Provided records
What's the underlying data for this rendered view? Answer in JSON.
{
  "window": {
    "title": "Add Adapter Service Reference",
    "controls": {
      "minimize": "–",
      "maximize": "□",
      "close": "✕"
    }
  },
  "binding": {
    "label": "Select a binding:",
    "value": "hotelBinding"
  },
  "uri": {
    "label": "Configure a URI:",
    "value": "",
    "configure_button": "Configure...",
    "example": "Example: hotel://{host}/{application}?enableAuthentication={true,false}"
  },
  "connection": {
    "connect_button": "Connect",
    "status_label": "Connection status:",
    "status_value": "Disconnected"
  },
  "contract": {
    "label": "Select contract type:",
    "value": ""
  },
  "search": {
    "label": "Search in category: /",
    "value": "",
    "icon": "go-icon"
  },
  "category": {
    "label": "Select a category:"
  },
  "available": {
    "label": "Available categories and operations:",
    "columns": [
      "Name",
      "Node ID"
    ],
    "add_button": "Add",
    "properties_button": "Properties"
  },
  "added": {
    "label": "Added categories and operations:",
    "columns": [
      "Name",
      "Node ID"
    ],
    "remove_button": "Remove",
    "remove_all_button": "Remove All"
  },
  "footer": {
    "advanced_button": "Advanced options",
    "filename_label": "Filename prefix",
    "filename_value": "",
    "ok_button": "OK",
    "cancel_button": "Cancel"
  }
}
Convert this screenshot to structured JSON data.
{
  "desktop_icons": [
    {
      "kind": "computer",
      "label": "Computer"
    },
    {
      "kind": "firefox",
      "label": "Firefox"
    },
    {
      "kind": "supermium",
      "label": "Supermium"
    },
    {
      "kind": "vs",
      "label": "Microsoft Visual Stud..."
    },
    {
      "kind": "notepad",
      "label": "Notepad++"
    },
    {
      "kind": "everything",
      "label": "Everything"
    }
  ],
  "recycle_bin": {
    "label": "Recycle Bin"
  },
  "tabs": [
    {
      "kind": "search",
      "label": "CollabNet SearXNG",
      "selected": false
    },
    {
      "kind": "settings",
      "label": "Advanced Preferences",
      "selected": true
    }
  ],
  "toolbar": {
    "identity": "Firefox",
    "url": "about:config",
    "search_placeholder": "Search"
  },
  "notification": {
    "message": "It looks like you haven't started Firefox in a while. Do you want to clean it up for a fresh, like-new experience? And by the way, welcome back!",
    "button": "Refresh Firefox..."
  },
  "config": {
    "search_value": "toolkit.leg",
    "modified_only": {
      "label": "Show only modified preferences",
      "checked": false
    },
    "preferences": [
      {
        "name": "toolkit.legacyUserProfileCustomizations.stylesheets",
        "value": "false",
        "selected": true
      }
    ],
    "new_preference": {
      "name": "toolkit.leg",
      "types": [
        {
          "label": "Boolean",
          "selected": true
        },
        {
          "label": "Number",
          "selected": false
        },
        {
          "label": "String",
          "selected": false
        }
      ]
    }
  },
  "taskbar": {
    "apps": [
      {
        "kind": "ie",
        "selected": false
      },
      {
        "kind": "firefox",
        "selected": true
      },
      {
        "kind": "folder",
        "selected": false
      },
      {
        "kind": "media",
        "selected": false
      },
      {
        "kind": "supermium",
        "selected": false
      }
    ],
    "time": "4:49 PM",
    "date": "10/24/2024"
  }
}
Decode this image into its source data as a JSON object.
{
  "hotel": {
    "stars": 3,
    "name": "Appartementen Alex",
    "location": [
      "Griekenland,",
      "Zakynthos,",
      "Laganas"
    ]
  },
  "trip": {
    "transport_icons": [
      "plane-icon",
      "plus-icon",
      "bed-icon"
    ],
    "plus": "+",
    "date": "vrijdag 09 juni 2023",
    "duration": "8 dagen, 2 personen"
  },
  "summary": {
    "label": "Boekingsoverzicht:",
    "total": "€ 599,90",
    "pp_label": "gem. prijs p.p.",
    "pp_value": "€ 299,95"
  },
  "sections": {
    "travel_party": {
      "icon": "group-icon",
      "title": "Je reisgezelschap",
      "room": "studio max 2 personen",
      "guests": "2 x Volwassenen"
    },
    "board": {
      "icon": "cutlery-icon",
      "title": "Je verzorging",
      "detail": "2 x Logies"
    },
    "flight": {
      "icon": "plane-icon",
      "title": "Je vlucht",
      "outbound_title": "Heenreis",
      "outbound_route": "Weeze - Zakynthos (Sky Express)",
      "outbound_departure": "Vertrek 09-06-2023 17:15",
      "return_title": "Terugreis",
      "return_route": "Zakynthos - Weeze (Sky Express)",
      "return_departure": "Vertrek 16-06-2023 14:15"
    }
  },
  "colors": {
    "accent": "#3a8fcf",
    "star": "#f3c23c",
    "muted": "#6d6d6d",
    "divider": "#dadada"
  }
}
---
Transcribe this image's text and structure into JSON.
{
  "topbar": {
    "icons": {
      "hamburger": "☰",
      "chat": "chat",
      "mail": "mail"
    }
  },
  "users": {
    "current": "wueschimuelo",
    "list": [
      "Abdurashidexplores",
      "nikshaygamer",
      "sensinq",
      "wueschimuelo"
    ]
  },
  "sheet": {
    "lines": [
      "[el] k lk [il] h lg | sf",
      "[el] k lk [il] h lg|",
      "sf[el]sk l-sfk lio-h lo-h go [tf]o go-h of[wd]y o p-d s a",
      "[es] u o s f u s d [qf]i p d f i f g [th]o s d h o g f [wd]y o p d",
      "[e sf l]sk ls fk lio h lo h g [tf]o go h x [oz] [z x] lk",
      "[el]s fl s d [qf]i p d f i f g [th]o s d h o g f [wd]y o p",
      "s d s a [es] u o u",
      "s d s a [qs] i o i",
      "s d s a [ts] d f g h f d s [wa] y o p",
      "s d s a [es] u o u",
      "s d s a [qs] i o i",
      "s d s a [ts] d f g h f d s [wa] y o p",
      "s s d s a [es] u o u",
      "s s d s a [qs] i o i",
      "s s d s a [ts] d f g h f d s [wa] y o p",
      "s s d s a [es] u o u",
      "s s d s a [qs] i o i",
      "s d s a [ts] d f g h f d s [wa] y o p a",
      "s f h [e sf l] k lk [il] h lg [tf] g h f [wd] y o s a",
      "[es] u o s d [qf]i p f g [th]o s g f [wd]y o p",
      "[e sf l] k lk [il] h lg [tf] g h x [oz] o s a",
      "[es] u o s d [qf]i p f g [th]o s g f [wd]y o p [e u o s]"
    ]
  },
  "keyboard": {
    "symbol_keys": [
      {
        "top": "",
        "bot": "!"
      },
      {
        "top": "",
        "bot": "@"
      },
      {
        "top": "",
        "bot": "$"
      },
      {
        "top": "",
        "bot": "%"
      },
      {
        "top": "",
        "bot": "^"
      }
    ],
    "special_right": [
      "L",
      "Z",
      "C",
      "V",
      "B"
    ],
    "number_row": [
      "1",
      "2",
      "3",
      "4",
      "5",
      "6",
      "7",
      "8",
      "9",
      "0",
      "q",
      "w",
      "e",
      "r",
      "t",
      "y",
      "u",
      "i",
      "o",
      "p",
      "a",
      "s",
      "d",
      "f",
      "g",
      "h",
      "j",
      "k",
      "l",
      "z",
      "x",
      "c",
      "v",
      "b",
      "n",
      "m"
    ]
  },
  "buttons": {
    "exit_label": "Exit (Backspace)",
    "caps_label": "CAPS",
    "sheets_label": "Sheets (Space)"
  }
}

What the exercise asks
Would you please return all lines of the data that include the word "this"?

Exercise solution
What's the underlying data for this rendered view? Answer in JSON.
Convert this screenshot to structured JSON data.
Decode this image into its source data as a JSON object.
Transcribe this image's text and structure into JSON.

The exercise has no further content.